Tomorrow is our last day on the water and I wonder what tracks have been left on me. Will I reconsider how hot is too hot for a float trip? Will I be tempted to take on longer mileages? Will I be forever missing white sand beaches when I am laying on a chert gravel bar? Seriously though, I am pretty positive white sand bars on the river have ruined me for life. The people I have met will likely leave tracks as well. I am learning more about what motivates people to get on the river and what keeps them there. I am learning more about what a dozen inner-city middle school girls are capable of (they have been amazing and they are sooo tough!)* I am even learning more about what the river does for me. Wilderness is an important component to human health. I have been learning that, in small doses, wilderness is very helpful. However, when you begin to string together hours and days away from streets and lights and air conditioning, something more begins to happen. On day three, the river began to get a hold of me and I started to feel at home on the water. As we wrap up, I am trying to figure out how to incorporate more time on the water into my life back home. I hope I can share some of those wilderness excursions with some of you. I am hoping we can make some tracks of our own.

Tomorrow is day seven of Paddle Georgia. We will cover 15 miles before scrambling back to the car and loading up to leave Georgia and the trip behind. We hope to catch some reputable seafood at the end of float party and get a good start on our trip home.

Today we saw an osprey, several swallow-tailed kites, cardinals, warblers, egrets, and herons. As we close in on the coast tomorrow, I hope to see some cool new animals as well.

Day 7 – Tides roll in

We were fast and furious on the final paddle. We covered 15 miles in 6 hours and about 8,000 paddle strokes. We made it onto the first bus after loading all of our gear and hit the river before 8. I was anxious. Although I prefer the sounds of nature, I knew I had a task ahead of me pounding out miles, so I put in my headphones to take my mind off of the dreadfully inefficient movement into the wind and hidden sand bars that left me beached on several occasions. As we rounded the last bend, the journey along spectacularly flat and wide water kept the landing site within view for nearly an hour before it could be reached. Due to days of paddling, my endurance had increased and I was still able to thoroughly enjoy the paddle as I passed marsh grasses and herons and saw great silvery fish leaping into the air.

The Snake Doctor scraped up the concrete ramp and I checked in with the Paddle Georgia staff for the last time.** Shortly after pulling up into the shade, Holly drove around with the car and we quickly dried off, loaded up, and hit the pavement with cold slushies in hand.

As we said our goodbyes, we dreamed of what Missouri’s paddle will look like. Countless options float around us as Holly begins to discern the best line to follow into the deeper water. There are many potential sandbars ahead and obstacles that could jam us up, but if there is any example to follow, it is Paddle Georgia, They have set a high bar for a group float like this and they do amazing work educating teachers, legislators, and impassioned paddlers about caring for precious water resources.

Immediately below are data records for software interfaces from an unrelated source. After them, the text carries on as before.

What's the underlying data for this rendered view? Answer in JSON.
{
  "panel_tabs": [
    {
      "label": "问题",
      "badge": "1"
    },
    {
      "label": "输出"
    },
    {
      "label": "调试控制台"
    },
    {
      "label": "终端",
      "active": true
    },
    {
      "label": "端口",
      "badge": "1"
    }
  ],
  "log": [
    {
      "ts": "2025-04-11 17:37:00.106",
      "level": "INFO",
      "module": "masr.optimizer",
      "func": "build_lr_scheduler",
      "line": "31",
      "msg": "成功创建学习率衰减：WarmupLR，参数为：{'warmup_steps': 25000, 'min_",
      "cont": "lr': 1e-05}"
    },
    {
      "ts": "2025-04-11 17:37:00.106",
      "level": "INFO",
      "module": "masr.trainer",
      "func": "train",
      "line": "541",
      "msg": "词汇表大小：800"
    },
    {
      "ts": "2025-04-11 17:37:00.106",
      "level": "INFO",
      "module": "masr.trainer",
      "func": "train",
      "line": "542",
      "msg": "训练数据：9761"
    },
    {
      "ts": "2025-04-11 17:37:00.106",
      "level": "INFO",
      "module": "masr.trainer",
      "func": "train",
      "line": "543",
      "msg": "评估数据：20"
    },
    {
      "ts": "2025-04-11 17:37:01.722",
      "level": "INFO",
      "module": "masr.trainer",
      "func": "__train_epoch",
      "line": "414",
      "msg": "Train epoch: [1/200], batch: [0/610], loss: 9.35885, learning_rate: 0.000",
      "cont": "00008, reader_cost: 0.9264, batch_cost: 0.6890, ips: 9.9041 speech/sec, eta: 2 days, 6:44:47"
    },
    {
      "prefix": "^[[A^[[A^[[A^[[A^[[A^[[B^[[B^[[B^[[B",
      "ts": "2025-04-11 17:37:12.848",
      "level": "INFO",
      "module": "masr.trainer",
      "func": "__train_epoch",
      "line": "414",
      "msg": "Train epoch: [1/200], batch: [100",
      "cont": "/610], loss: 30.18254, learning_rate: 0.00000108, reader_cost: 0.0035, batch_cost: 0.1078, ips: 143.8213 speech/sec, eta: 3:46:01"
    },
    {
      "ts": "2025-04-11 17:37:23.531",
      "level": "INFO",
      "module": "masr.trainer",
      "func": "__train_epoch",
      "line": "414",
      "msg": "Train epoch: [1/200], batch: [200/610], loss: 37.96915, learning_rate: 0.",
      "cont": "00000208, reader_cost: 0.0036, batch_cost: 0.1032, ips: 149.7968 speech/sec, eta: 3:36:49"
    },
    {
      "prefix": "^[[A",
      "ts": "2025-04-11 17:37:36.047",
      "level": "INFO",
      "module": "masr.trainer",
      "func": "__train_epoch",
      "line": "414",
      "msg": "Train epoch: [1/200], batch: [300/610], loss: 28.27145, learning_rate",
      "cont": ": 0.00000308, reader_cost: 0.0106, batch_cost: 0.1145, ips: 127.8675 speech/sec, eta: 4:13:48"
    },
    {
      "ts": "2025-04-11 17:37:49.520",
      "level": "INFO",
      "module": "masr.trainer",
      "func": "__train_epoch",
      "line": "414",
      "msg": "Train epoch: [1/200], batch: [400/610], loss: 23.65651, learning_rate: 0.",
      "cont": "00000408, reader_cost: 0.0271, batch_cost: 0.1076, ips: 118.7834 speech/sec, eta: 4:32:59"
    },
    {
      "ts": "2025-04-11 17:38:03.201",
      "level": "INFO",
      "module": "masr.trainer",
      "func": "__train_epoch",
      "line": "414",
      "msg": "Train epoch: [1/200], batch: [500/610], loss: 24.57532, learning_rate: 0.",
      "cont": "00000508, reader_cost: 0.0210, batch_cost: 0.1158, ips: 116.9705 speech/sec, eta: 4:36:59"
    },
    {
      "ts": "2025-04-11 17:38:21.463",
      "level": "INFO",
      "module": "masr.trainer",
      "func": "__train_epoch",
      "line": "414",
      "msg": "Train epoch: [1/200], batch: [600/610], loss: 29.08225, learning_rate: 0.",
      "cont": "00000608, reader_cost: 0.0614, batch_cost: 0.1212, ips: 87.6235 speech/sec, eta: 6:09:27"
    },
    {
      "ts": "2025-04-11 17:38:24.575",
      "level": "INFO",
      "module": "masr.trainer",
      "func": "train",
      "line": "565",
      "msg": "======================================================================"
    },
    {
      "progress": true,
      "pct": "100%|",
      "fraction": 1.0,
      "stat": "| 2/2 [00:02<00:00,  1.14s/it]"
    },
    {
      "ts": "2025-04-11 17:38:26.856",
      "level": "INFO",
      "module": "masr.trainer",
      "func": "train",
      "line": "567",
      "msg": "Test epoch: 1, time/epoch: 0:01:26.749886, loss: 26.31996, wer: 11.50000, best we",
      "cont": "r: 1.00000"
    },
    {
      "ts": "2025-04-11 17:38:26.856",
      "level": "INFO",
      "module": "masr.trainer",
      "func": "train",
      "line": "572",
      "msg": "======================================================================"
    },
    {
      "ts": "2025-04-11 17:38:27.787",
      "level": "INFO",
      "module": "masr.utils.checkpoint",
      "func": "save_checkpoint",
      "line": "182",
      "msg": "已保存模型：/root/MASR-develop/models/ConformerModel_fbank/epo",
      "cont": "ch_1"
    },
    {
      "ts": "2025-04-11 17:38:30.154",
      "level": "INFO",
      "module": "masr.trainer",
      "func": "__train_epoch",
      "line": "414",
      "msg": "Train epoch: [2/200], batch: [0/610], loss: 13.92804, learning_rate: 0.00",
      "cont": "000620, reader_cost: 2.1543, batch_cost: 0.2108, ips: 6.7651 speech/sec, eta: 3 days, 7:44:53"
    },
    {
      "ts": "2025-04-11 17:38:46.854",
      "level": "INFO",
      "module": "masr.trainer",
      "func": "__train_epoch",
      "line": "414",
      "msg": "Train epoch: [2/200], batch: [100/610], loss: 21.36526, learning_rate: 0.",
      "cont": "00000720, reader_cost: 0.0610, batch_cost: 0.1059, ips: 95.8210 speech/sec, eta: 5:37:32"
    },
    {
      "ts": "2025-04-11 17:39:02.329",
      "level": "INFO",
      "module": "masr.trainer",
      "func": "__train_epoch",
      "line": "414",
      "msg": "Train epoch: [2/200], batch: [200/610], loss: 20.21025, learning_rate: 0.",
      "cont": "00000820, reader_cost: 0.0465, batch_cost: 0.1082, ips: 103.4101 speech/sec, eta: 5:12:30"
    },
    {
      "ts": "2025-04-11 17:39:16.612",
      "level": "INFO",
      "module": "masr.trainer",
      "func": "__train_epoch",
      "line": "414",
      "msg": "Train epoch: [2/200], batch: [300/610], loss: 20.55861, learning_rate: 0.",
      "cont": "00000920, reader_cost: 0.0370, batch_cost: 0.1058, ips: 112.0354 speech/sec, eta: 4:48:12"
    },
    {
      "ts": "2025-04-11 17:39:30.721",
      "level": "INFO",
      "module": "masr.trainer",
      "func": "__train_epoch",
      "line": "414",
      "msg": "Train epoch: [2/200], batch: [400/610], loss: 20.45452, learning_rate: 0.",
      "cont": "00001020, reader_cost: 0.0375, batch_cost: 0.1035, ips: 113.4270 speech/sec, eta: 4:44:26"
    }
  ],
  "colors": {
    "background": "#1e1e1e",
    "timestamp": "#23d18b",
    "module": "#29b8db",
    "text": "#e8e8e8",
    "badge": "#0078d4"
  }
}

Thanks so much to everyone we paddled with and all of the people that showed us endless hospitality and kindness. The people really made this trip exceptional. And thanks to you who have been reading and commenting. It’s not been easy writing each night, but your encouragement made it worthwhile. As I type this last post out on a cell phone with my thumbs, we are about three hours from Springfield and happy to return to clear streams and moving water! Thanks for reading.